Gaming and social interactions in the rehabilitation of brain injuries: a pilot study with the Nintendo Wii Console
Loureiro, Rui C. V. and Valentine, D. and Lamperd, Bob and Collin, Christine and Harwin, William (2010) Gaming and social interactions in the rehabilitation of brain injuries: a pilot study with the Nintendo Wii Console. In: Designing inclusive interactions: inclusive interactions between people and products in their contexts of use. Langdon, Patrick and Clarkson, Peter and Robinson, Peter, eds. Springer-Verlag London, London, UK, pp. 219-228. ISBN 9781849961653
Full text is not in this repository.
Official URL: http://dx.doi.org/10.1007/978-1-84996-166-0_21
Physical rehabilitation of brain injuries and strokes is a time consuming and costly process. Over the past decade several studies have emerged looking at the use of highly sophisticated technologies, such as robotics and virtual reality to tap into the needs of clinicians and patients. While such technologies can be a valuable tool to facilitate intensive movement practice in a motivating and engaging environment, success of therapy also depends on self-administered therapy beyond hospital stay. With the emergence of low-cost gaming consoles such as the Nintendo Wii, new opportunities arise for home-therapy paradigms centred on social interactions and values, which could reduce the sense of isolation and other depression related complications. In this paper we examine the potential, user acceptance and usability of an unmodified Nintendo Wii gaming console as a low-cost treatment alternative to complement current rehabilitation programmes.

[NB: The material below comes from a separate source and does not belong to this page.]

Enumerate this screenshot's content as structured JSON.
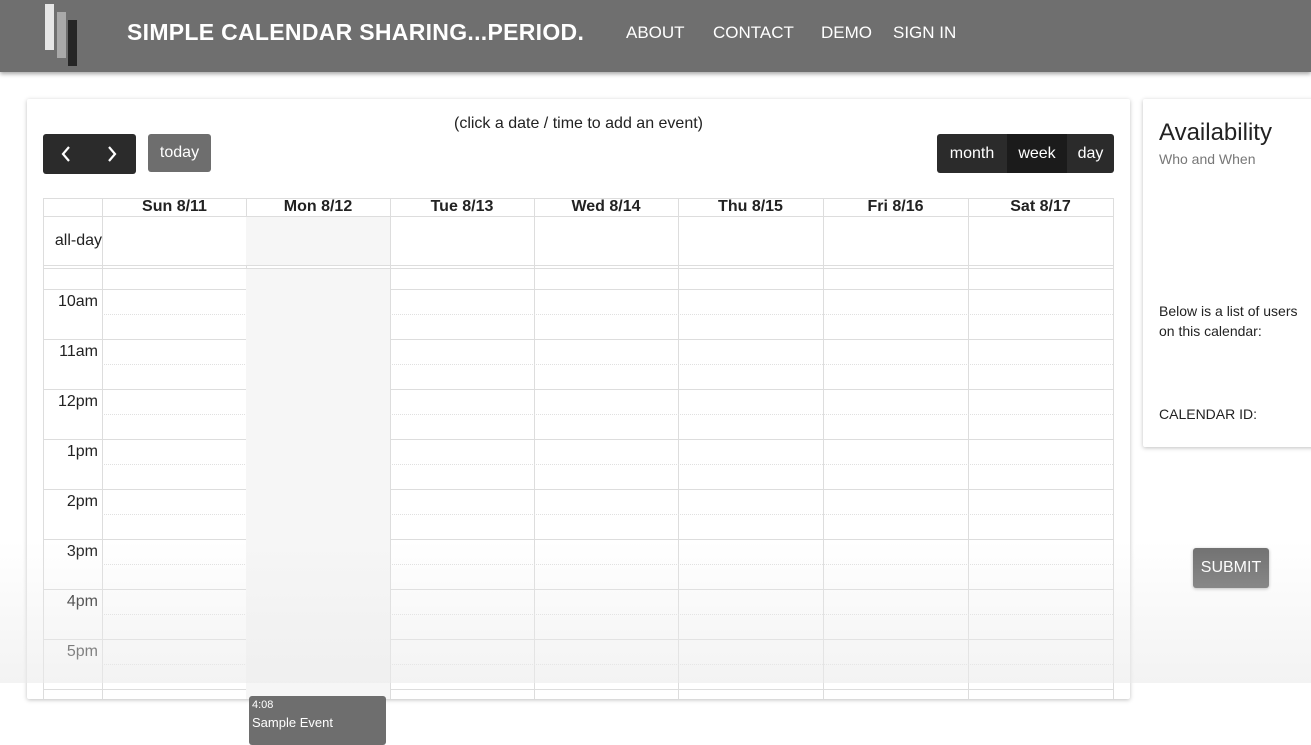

|Item Type:||Book Section|
This book contains the foremost papers from the Cambridge Workshop on Universal Access and Assistive Technology (CWUAAT) held at Fitzwilliam College, Cambridge, in March 2010.
|Research Areas:||School of Science and Technology > Computer and Communications Engineering|
|Deposited On:||13 Apr 2012 06:51|
|Last Modified:||13 May 2014 15:41|
Repository staff only: item control page
Full text downloads (NB count will be zero if no full text documents are attached to the record)
Downloads per month over the past year